=== Listed entries ===
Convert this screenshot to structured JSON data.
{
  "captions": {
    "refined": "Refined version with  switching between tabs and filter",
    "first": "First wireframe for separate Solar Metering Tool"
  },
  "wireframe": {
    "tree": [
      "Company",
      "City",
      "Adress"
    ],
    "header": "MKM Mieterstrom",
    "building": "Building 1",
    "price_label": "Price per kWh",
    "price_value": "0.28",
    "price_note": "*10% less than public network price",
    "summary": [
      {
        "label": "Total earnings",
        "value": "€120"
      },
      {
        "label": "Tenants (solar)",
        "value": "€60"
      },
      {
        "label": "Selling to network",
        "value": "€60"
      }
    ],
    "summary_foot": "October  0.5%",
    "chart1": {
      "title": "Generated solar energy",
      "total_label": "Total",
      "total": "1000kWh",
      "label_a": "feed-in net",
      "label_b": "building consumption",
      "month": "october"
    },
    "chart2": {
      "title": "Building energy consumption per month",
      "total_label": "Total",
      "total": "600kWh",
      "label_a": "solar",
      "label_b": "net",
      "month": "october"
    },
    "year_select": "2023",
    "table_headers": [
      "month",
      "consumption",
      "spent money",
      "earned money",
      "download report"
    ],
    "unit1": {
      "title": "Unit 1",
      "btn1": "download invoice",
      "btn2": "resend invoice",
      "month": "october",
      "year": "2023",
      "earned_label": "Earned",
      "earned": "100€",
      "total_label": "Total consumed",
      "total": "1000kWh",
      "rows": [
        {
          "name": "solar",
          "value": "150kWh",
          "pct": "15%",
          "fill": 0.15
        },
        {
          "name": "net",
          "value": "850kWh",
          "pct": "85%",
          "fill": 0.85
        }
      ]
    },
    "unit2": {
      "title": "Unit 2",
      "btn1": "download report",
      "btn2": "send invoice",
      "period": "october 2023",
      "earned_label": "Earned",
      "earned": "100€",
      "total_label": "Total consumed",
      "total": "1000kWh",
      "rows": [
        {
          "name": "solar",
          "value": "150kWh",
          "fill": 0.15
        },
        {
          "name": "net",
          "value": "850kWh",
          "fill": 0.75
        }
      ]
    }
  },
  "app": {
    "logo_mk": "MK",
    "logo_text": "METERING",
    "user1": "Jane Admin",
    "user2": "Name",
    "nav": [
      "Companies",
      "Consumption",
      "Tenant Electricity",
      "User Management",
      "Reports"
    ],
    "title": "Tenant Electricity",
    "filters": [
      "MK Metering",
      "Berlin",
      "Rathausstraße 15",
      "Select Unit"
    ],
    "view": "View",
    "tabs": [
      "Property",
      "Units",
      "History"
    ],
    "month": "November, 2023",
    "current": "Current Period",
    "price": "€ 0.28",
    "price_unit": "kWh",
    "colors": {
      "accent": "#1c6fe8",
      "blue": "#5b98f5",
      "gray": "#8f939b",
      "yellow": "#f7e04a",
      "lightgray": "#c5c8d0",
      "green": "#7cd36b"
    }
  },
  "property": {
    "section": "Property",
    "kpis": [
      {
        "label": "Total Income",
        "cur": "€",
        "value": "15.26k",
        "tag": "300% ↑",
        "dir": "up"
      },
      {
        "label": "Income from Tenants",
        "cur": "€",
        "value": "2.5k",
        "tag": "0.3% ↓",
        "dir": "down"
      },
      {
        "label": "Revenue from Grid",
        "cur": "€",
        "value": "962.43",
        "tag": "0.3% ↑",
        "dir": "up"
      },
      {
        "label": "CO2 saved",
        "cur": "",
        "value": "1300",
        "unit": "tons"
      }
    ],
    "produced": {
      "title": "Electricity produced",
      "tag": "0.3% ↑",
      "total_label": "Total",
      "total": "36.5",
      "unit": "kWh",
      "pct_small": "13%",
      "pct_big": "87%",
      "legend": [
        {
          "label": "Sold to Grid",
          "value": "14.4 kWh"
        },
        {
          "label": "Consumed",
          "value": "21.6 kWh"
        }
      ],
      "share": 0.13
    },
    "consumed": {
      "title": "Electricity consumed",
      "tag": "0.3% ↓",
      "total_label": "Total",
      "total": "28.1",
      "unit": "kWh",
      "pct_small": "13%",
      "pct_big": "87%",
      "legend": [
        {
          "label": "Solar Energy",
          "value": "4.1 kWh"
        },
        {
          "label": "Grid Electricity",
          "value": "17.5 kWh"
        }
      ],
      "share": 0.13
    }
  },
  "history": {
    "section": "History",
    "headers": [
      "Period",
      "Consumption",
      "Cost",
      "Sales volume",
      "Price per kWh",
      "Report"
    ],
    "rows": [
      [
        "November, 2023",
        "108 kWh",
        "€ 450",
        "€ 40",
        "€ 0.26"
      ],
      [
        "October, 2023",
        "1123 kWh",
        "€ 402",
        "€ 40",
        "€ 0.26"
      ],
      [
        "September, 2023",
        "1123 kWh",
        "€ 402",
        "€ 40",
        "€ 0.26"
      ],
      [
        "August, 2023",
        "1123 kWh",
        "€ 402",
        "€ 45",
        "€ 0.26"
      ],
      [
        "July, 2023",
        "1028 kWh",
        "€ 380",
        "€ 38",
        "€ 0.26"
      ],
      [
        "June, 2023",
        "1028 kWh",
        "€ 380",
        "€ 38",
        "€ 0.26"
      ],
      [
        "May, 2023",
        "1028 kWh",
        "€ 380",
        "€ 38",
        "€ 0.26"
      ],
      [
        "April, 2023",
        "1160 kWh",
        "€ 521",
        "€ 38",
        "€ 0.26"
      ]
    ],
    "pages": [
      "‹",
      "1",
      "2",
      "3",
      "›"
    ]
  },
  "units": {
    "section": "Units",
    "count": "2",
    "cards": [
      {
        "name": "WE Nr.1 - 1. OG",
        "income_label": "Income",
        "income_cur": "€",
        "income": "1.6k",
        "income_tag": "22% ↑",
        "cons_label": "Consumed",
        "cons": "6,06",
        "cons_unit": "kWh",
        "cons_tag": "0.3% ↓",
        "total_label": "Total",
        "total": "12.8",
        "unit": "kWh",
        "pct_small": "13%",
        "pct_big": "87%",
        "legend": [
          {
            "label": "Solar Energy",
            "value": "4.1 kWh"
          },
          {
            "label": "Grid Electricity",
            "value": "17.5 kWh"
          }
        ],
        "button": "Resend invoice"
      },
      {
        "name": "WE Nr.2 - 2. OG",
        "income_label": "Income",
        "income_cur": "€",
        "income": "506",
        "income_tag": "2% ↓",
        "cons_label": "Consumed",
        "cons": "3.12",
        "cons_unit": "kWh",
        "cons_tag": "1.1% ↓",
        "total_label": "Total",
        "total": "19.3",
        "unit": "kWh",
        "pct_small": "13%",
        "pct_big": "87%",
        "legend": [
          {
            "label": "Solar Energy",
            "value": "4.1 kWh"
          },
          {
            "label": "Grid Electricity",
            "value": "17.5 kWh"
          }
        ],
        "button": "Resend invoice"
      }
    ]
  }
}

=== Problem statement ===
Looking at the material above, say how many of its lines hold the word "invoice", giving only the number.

=== Response ===
5